Every professional pilot has been taught about Crew Resource Management, but the most important crew member has been left out of the conversation – the relationship between pilot and airplane automation. By the time they go to the counselor for therapy (Chief Pilot’s office), the relationship is ruined. I’m a pilot, so I know how to fly this thing without you! Off with automation. Do you have two good engines, with normal indications?

The Dysfunctional Relationship

Consistently, the problem lies in the pilot misunderstanding the variables of a selected setting, but also automation having an erroneous belief and then demanding that the pilot react to this incorrect input.

Even with autopilot off, internal automation (MCAS) kept screaming at the pilots to listen to it, by shaking the stick, moving the trim and forcing the nose over to comply with a faulty AOA indicator.

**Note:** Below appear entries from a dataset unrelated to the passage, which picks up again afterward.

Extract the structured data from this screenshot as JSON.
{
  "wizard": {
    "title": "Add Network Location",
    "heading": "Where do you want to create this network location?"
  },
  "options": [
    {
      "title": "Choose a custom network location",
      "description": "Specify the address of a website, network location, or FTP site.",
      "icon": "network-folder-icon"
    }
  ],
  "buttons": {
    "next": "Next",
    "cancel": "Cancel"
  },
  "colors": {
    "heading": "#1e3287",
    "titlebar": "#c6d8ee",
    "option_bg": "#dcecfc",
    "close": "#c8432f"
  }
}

The pilot neglects their basic piloting skills because no matter how good you are, the autopilot is better.

Renewing Your Vows

The impossible happens all the time.

It broke all the time and the pilot had to do everything. It’s time to go back to your pilot memory bank when you were blissfully happy flying a crappy old airplane. I used to frustrate the pilots I flew with because at least once a week, I’d hand-fly the airplane up to cruising altitude.

With the pilot shortage, we all see the trend. We don’t have the luxury of having young pilots spend lots of time in old airplanes. We’re putting newer pilots in more complex airplanes that require automation.

Healthy Relationship

There is a reason why empty leg flying comes with higher risk so keep this in context, but empty legs are a good time to get back to the roots of an intimate relationship with your airplane. Tell the other pilot what you’re doing, learn together. I teach Aircraft Systems and Propulsion and I spend most of my time explaining how one system can affect so many variables that pilot input makes the difference between life and death. It’s not understanding each system, it’s about understanding the relationship each system has with each other.

When you get in the cockpit today, take a moment to look at your airplane and decide that today, you’re going to be a better spouse. Agree to learn something about it that you didn’t already know and make the commitment to keep the communication going both ways. The airplane will love you for it…

Collected and summarized from the source below by Minh Pham